TASK | Write out each line from the data below that includes the word "shortcut".

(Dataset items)
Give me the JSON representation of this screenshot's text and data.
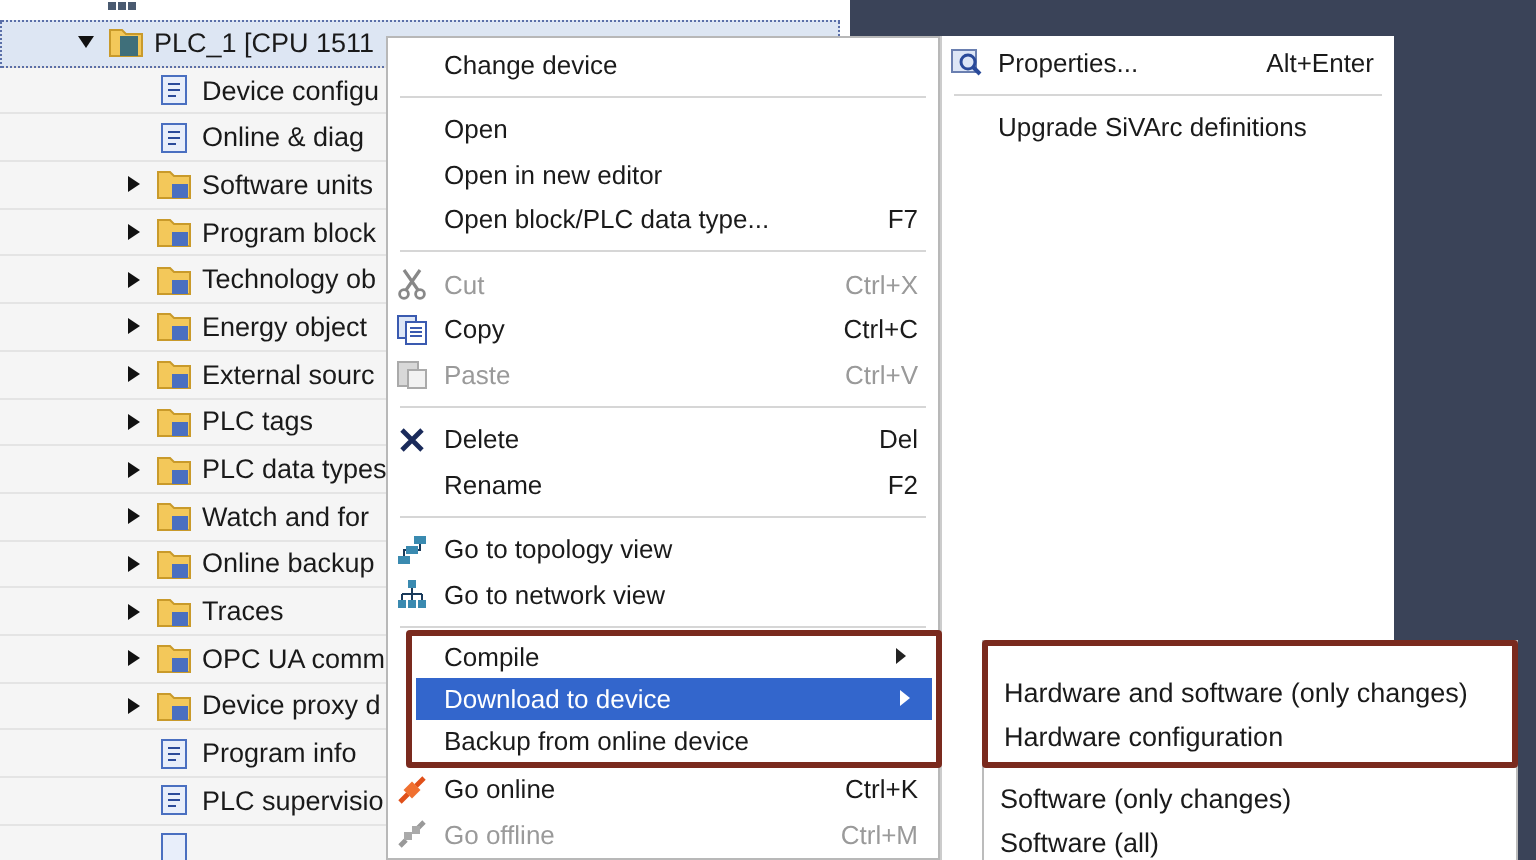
{
  "project_tree": {
    "label": "PLC_1 [CPU 1511",
    "expanded": true,
    "selected": true,
    "children": [
      {
        "label": "Device configu",
        "expandable": false
      },
      {
        "label": "Online & diag",
        "expandable": false
      },
      {
        "label": "Software units",
        "expandable": true
      },
      {
        "label": "Program block",
        "expandable": true
      },
      {
        "label": "Technology ob",
        "expandable": true
      },
      {
        "label": "Energy object",
        "expandable": true
      },
      {
        "label": "External sourc",
        "expandable": true
      },
      {
        "label": "PLC tags",
        "expandable": true
      },
      {
        "label": "PLC data types",
        "expandable": true
      },
      {
        "label": "Watch and for",
        "expandable": true
      },
      {
        "label": "Online backup",
        "expandable": true
      },
      {
        "label": "Traces",
        "expandable": true
      },
      {
        "label": "OPC UA comm",
        "expandable": true
      },
      {
        "label": "Device proxy d",
        "expandable": true
      },
      {
        "label": "Program info",
        "expandable": false
      },
      {
        "label": "PLC supervisio",
        "expandable": false
      }
    ]
  },
  "context_menu": {
    "items": [
      {
        "kind": "item",
        "label": "Change device",
        "disabled": false,
        "selected": false,
        "submenu": false
      },
      {
        "kind": "separator"
      },
      {
        "kind": "item",
        "label": "Open",
        "disabled": false,
        "selected": false,
        "submenu": false
      },
      {
        "kind": "item",
        "label": "Open in new editor",
        "disabled": false,
        "selected": false,
        "submenu": false
      },
      {
        "kind": "item",
        "label": "Open block/PLC data type...",
        "shortcut": "F7",
        "disabled": false,
        "selected": false,
        "submenu": false
      },
      {
        "kind": "separator"
      },
      {
        "kind": "item",
        "label": "Cut",
        "shortcut": "Ctrl+X",
        "disabled": true,
        "selected": false,
        "submenu": false
      },
      {
        "kind": "item",
        "label": "Copy",
        "shortcut": "Ctrl+C",
        "disabled": false,
        "selected": false,
        "submenu": false
      },
      {
        "kind": "item",
        "label": "Paste",
        "shortcut": "Ctrl+V",
        "disabled": true,
        "selected": false,
        "submenu": false
      },
      {
        "kind": "separator"
      },
      {
        "kind": "item",
        "label": "Delete",
        "shortcut": "Del",
        "disabled": false,
        "selected": false,
        "submenu": false
      },
      {
        "kind": "item",
        "label": "Rename",
        "shortcut": "F2",
        "disabled": false,
        "selected": false,
        "submenu": false
      },
      {
        "kind": "separator"
      },
      {
        "kind": "item",
        "label": "Go to topology view",
        "disabled": false,
        "selected": false,
        "submenu": false
      },
      {
        "kind": "item",
        "label": "Go to network view",
        "disabled": false,
        "selected": false,
        "submenu": false
      },
      {
        "kind": "separator"
      },
      {
        "kind": "group",
        "framed": true,
        "items": [
          {
            "label": "Compile",
            "disabled": false,
            "selected": false,
            "submenu": true
          },
          {
            "label": "Download to device",
            "disabled": false,
            "selected": true,
            "submenu": true
          },
          {
            "label": "Backup from online device",
            "disabled": false,
            "selected": false,
            "submenu": false
          }
        ]
      },
      {
        "kind": "item",
        "label": "Go online",
        "shortcut": "Ctrl+K",
        "disabled": false,
        "selected": false,
        "submenu": false
      },
      {
        "kind": "item",
        "label": "Go offline",
        "shortcut": "Ctrl+M",
        "disabled": true,
        "selected": false,
        "submenu": false
      }
    ]
  },
  "side_menu": {
    "items": [
      {
        "kind": "item",
        "label": "Properties...",
        "shortcut": "Alt+Enter"
      },
      {
        "kind": "separator"
      },
      {
        "kind": "item",
        "label": "Upgrade SiVArc definitions"
      }
    ]
  },
  "download_submenu": {
    "framed": true,
    "framed_items": [
      {
        "label": "Hardware and software (only changes)"
      },
      {
        "label": "Hardware configuration"
      }
    ],
    "items": [
      {
        "label": "Software (only changes)"
      },
      {
        "label": "Software (all)"
      }
    ]
  }
}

ANSWER SPACE |
        "shortcut": "F7",
        "shortcut": "Ctrl+X",
        "shortcut": "Ctrl+C",
        "shortcut": "Ctrl+V",
        "shortcut": "Del",
        "shortcut": "F2",
        "shortcut": "Ctrl+K",
        "shortcut": "Ctrl+M",
        "shortcut": "Alt+Enter"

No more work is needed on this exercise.